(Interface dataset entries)
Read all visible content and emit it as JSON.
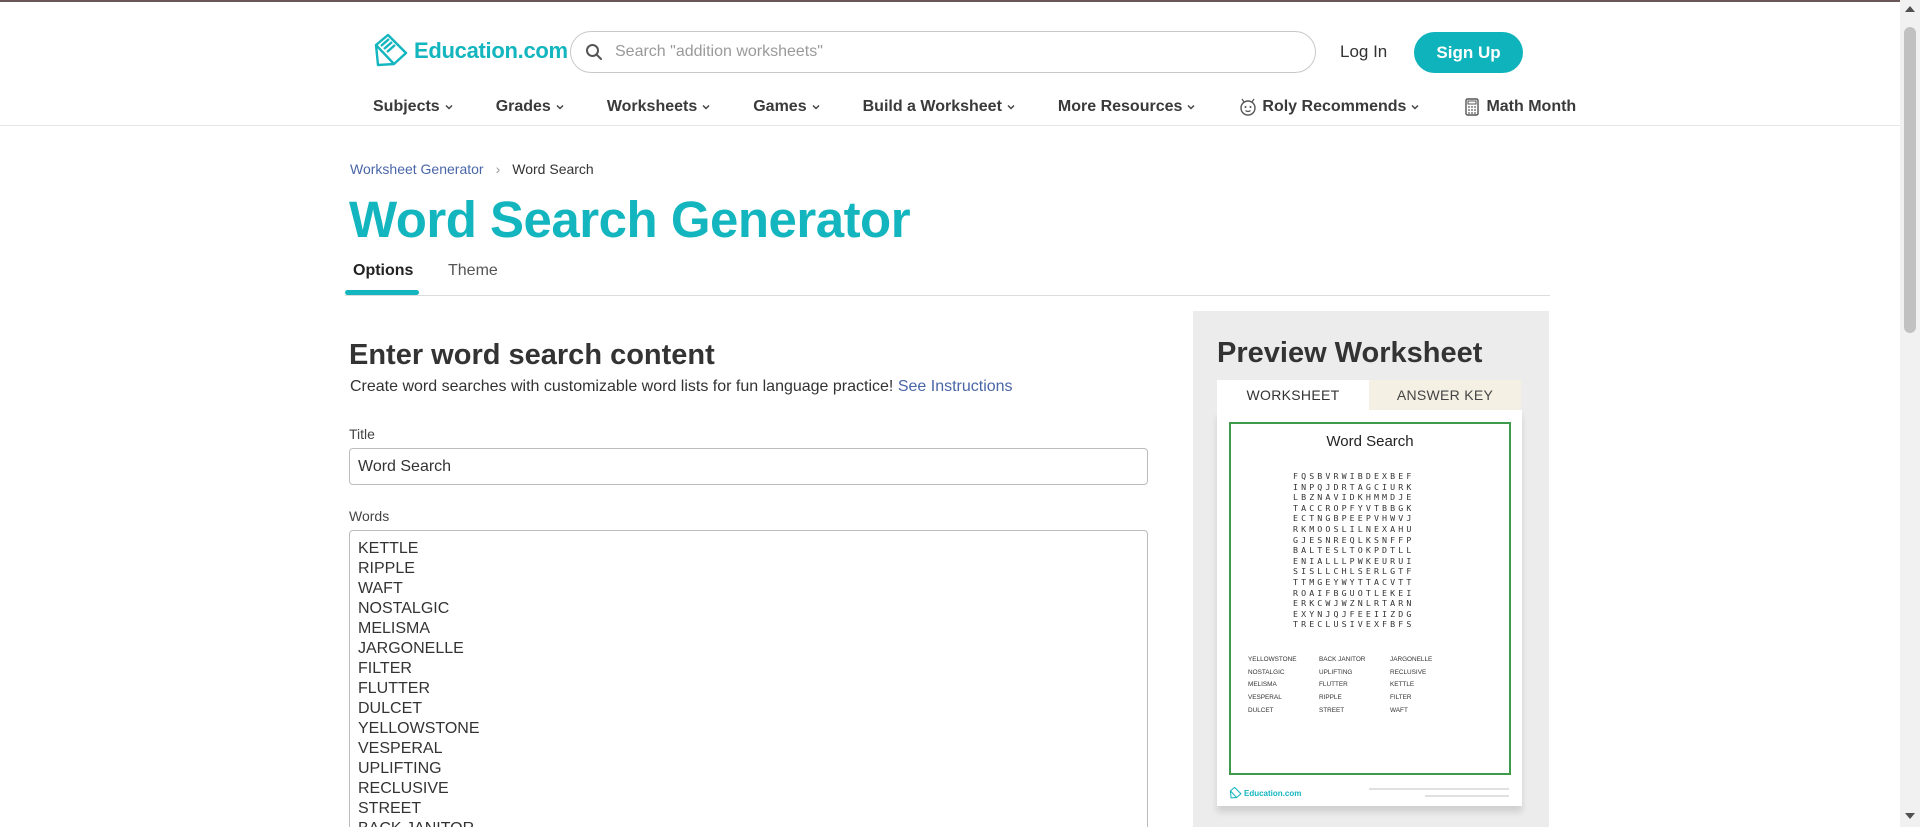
{
  "header": {
    "logo_text": "Education.com",
    "search_placeholder": "Search \"addition worksheets\"",
    "login_label": "Log In",
    "signup_label": "Sign Up",
    "brand_color": "#13b5be"
  },
  "nav": {
    "items": [
      {
        "label": "Subjects"
      },
      {
        "label": "Grades"
      },
      {
        "label": "Worksheets"
      },
      {
        "label": "Games"
      },
      {
        "label": "Build a Worksheet"
      },
      {
        "label": "More Resources"
      },
      {
        "label": "Roly Recommends",
        "icon": "roly-icon"
      },
      {
        "label": "Math Month",
        "icon": "calculator-icon"
      }
    ]
  },
  "breadcrumb": {
    "parent": "Worksheet Generator",
    "current": "Word Search"
  },
  "page": {
    "title": "Word Search Generator"
  },
  "tabs": {
    "options": "Options",
    "theme": "Theme",
    "active": "Options"
  },
  "form": {
    "section_title": "Enter word search content",
    "description": "Create word searches with customizable word lists for fun language practice!",
    "instructions_link": "See Instructions",
    "title_label": "Title",
    "title_value": "Word Search",
    "words_label": "Words",
    "words": [
      "KETTLE",
      "RIPPLE",
      "WAFT",
      "NOSTALGIC",
      "MELISMA",
      "JARGONELLE",
      "FILTER",
      "FLUTTER",
      "DULCET",
      "YELLOWSTONE",
      "VESPERAL",
      "UPLIFTING",
      "RECLUSIVE",
      "STREET",
      "BACK JANITOR"
    ]
  },
  "preview": {
    "title": "Preview Worksheet",
    "tab_worksheet": "WORKSHEET",
    "tab_answer_key": "ANSWER KEY",
    "sheet_title": "Word Search",
    "grid_rows": [
      "FQSBVRWIBDEXBEF",
      "INPQJDRTAGCIURK",
      "LBZNAVIDKHMMDJE",
      "TACCROPFYVTBBGK",
      "ECTNGBPEEPVHWVJ",
      "RKMOOSLILNEXAHU",
      "GJESNREQLKSNFFP",
      "BALTESLTOKPDTLL",
      "ENIALLLPWKEURUI",
      "SISLLCHLSERLGTF",
      "TTMGEYWYTTACVTT",
      "ROAIFBGUOTLEKEI",
      "ERKCWJWZNLRTARN",
      "EXYNJQJFEEIIZDG",
      "TRECLUSIVEXFBFS"
    ],
    "wordlist_columns": [
      [
        "YELLOWSTONE",
        "NOSTALGIC",
        "MELISMA",
        "VESPERAL",
        "DULCET"
      ],
      [
        "BACK JANITOR",
        "UPLIFTING",
        "FLUTTER",
        "RIPPLE",
        "STREET"
      ],
      [
        "JARGONELLE",
        "RECLUSIVE",
        "KETTLE",
        "FILTER",
        "WAFT"
      ]
    ],
    "footer_logo": "Education.com"
  }
}
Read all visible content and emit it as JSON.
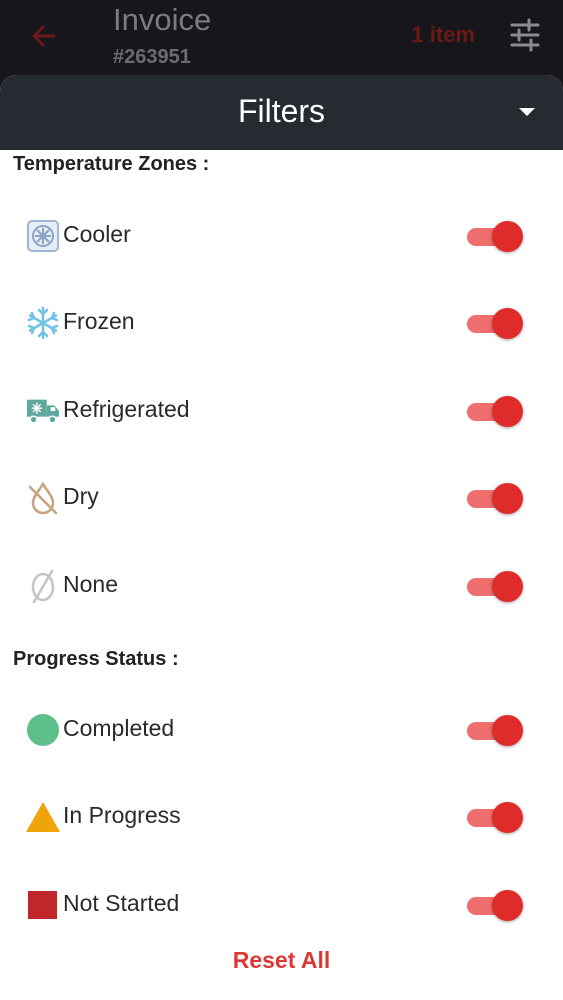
{
  "header": {
    "title": "Invoice",
    "invoice_number": "#263951",
    "items_count": "1 item"
  },
  "sheet": {
    "title": "Filters",
    "temperature_section": "Temperature Zones :",
    "temperature_zones": [
      {
        "label": "Cooler",
        "icon": "cooler-icon",
        "enabled": true
      },
      {
        "label": "Frozen",
        "icon": "snowflake-icon",
        "enabled": true
      },
      {
        "label": "Refrigerated",
        "icon": "refrigerated-truck-icon",
        "enabled": true
      },
      {
        "label": "Dry",
        "icon": "dry-icon",
        "enabled": true
      },
      {
        "label": "None",
        "icon": "none-icon",
        "enabled": true
      }
    ],
    "progress_section": "Progress Status :",
    "progress_statuses": [
      {
        "label": "Completed",
        "icon": "green-circle-icon",
        "color": "#5dbf8a",
        "enabled": true
      },
      {
        "label": "In Progress",
        "icon": "orange-triangle-icon",
        "color": "#f0a30a",
        "enabled": true
      },
      {
        "label": "Not Started",
        "icon": "red-square-icon",
        "color": "#c0262a",
        "enabled": true
      }
    ],
    "reset_label": "Reset All"
  },
  "colors": {
    "accent": "#e02b2b",
    "track": "#ef6e6e",
    "header_bg": "#262a31"
  }
}
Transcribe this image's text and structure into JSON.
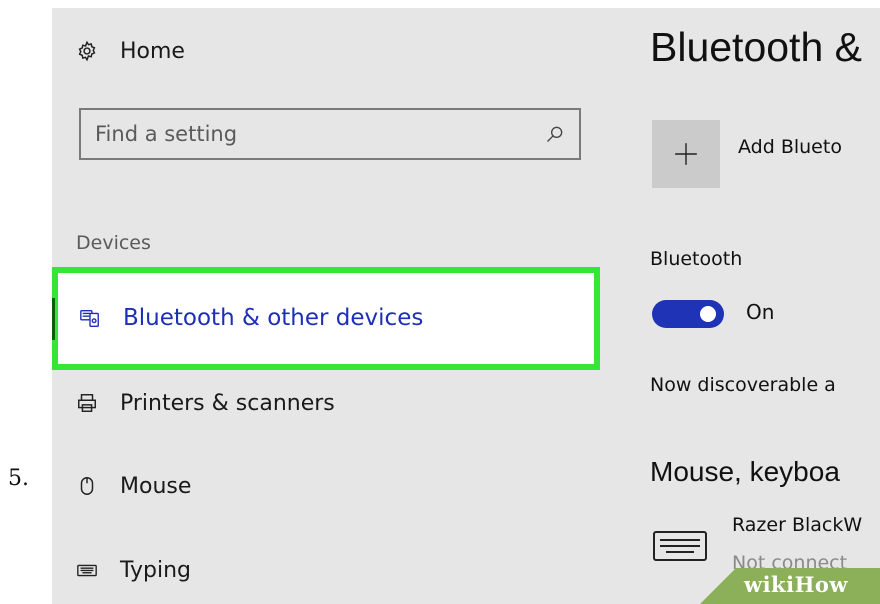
{
  "step_number": "5.",
  "sidebar": {
    "home_label": "Home",
    "search_placeholder": "Find a setting",
    "section_label": "Devices",
    "items": [
      {
        "label": "Bluetooth & other devices",
        "icon": "bluetooth-devices-icon",
        "selected": true
      },
      {
        "label": "Printers & scanners",
        "icon": "printer-icon"
      },
      {
        "label": "Mouse",
        "icon": "mouse-icon"
      },
      {
        "label": "Typing",
        "icon": "keyboard-icon"
      }
    ]
  },
  "content": {
    "title": "Bluetooth &",
    "add_label": "Add Blueto",
    "bluetooth_label": "Bluetooth",
    "toggle_label": "On",
    "toggle_on": true,
    "discoverable_text": "Now discoverable a",
    "subheading": "Mouse, keyboa",
    "device": {
      "name": "Razer BlackW",
      "status": "Not connect"
    }
  },
  "watermark": "wikiHow",
  "colors": {
    "accent": "#1e33b5",
    "selected_text": "#1d2fb8",
    "highlight_border": "#36e636",
    "background": "#e6e6e6"
  }
}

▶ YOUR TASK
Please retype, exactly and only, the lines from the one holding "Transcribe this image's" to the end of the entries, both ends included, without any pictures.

▶ EXERCISE RESPONSE
Transcribe this image's text and structure into JSON.
{
  "step_number": "5.",
  "sidebar": {
    "home_label": "Home",
    "search_placeholder": "Find a setting",
    "section_label": "Devices",
    "items": [
      {
        "label": "Bluetooth & other devices",
        "icon": "bluetooth-devices-icon",
        "selected": true
      },
      {
        "label": "Printers & scanners",
        "icon": "printer-icon"
      },
      {
        "label": "Mouse",
        "icon": "mouse-icon"
      },
      {
        "label": "Typing",
        "icon": "keyboard-icon"
      }
    ]
  },
  "content": {
    "title": "Bluetooth &",
    "add_label": "Add Blueto",
    "bluetooth_label": "Bluetooth",
    "toggle_label": "On",
    "toggle_on": true,
    "discoverable_text": "Now discoverable a",
    "subheading": "Mouse, keyboa",
    "device": {
      "name": "Razer BlackW",
      "status": "Not connect"
    }
  },
  "watermark": "wikiHow",
  "colors": {
    "accent": "#1e33b5",
    "selected_text": "#1d2fb8",
    "highlight_border": "#36e636",
    "background": "#e6e6e6"
  }
}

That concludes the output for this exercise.